This exercise calls for copying every line below that holds the word "Contact".

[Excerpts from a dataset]
= = =

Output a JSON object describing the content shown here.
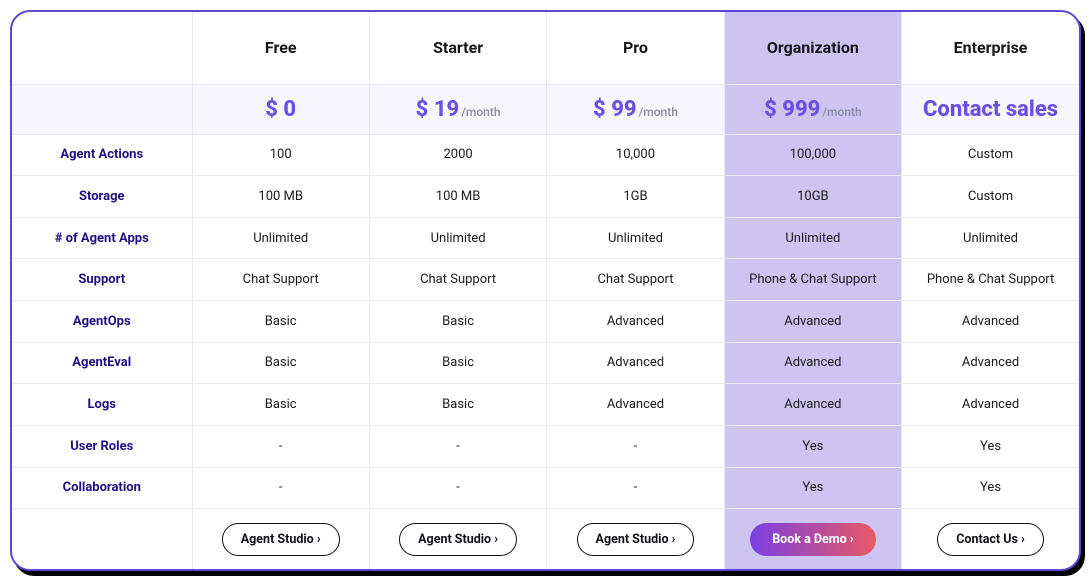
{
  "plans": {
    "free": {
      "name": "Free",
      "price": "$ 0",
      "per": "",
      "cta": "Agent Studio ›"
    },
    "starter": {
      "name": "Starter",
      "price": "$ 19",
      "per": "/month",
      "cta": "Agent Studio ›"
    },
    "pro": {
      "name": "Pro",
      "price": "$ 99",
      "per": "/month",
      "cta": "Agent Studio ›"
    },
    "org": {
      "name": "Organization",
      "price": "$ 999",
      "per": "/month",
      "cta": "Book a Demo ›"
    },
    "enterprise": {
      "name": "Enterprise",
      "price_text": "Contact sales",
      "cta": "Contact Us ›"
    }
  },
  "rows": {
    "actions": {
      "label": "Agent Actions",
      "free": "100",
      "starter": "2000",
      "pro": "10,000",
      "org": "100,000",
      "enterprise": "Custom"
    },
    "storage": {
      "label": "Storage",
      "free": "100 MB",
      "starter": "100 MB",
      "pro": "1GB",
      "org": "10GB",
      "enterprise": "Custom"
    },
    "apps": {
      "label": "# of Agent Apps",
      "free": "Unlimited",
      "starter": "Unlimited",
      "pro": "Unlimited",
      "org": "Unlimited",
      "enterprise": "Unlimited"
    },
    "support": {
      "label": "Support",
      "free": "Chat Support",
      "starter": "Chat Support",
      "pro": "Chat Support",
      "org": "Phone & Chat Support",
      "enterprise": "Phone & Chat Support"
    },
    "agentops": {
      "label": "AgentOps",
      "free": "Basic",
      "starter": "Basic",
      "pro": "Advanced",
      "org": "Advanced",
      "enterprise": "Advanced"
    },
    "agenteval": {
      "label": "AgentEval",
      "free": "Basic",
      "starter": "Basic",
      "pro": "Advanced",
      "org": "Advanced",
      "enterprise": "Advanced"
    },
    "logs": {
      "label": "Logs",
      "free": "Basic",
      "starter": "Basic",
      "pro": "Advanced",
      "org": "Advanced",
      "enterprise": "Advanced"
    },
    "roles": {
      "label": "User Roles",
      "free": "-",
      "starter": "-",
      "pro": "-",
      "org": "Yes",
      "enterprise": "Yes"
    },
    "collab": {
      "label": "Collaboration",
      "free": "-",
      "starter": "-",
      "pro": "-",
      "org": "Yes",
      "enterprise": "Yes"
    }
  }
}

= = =

_Result_
      "price_text": "Contact sales",
      "cta": "Contact Us ›"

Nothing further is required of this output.